Erik Wasson reported yesterday at The Hill Online that, “The House on Tuesday moved forward with legislation aimed at exempting some schools from lunch nutrition rules that have been a part of first lady Michelle Obama’s anti-childhood obesity initiative.
“An Appropriations subpanel approved language that would require the Agriculture Department to waive requirements to serve fruits, vegetables and low-sodium and low-fat foods for schools that can show their lunch programs are losing money.
“Subcommittee Chairman Robert Aderholt (R-Ala.) said the temporary waivers are needed because some school districts are losing too much money and need more time to adjust to the requirement. He said a big problem is that students are refusing to eat the healthy foods.”
To listen to remarks on this issue from Chairman Aderholt at yesterday’s markup, just click here (MP3- 1:43).
Agricultural Economy- Fed Districts Note Land Values Soften
Jacob Bunge reported in today’s Wall Street Journal that, “Farmland values fell in the first quarter in much of the Midwest, the latest sign of a downturn in the market after a yearslong boom fueled by rising commodity prices, according to Federal Reserve reports on Thursday.
“Average prices for agricultural land in the Federal Reserve Bank of St. Louis’s district, which includes parts of Illinois, Indiana and Missouri, fell 6% in the first quarter from the prior quarter, the bank said [related graph].”
Mr. Bunge explained that, “Prices for nonirrigated farmland in the Kansas City Fed district, which includes Kansas and Nebraska, declined 1.4% over the same period.
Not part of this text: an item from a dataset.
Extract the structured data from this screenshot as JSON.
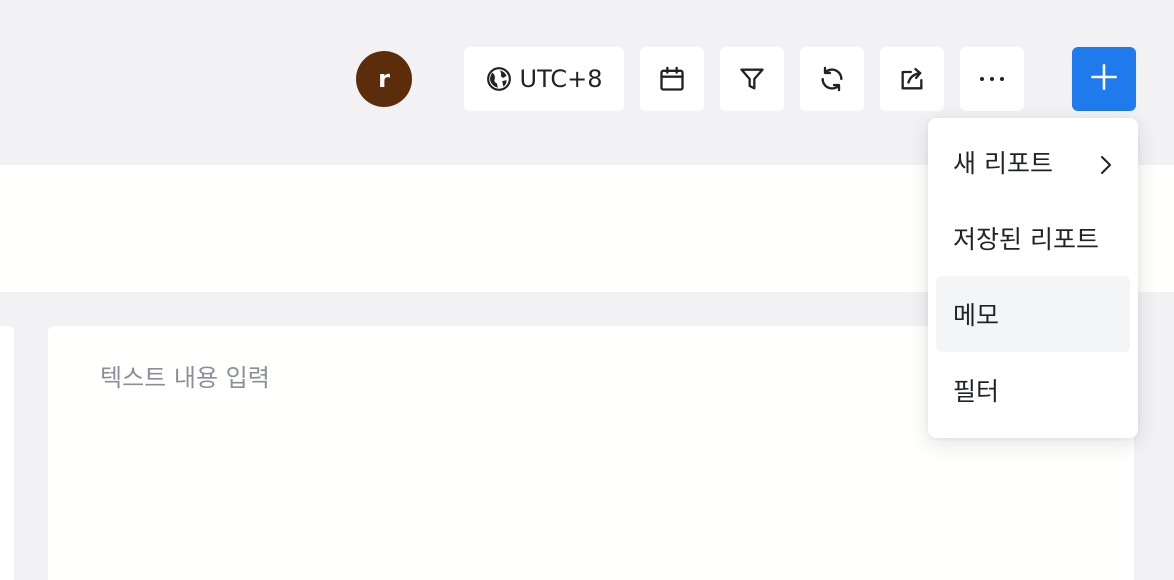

Meanwhile, the Chicago Fed reporteda 1% quarter-to-quarter decline, the first in five years for a district that includes Iowa, Michigan and parts of Illinois and Indiana [related graph].
“The reports indicate the U.S. farmland market has softened further, after cooling last year as U.S. grain and soybean prices fell sharply amid large harvests. Farmers produced the biggest corn crop ever last autumn, just one year after the nation’s worst drought in decades drove prices for the grain to record highs. Corn futures prices at the Chicago Board of Trade have fallen 24% over the past 12 months.”
Steve Everly reported earlier this week at the Kansas City Star Online that, “It’s shaping up as another summer of discontent for Gary Millershaski.
“The Kansas wheat farmer is in his third year of drought and things are not looking good this time around for his 3,500 acres of wheat. The question is not if but how much his harvest is going to get slammed. By one estimate, his harvest will be about half of his best ones.”
Mr. Everly pointed out that, “His concerns were confirmed Friday when the federal government said it expects the Kansas winter wheat crop will be the worst since 1996.”
“Daniel O’Brien, extension agricultural economist for Kansas State University, calculates this year’s winter wheat crop could bring in $900 million less compared with good years. That figure doesn’t include any proceeds from crop insurance.”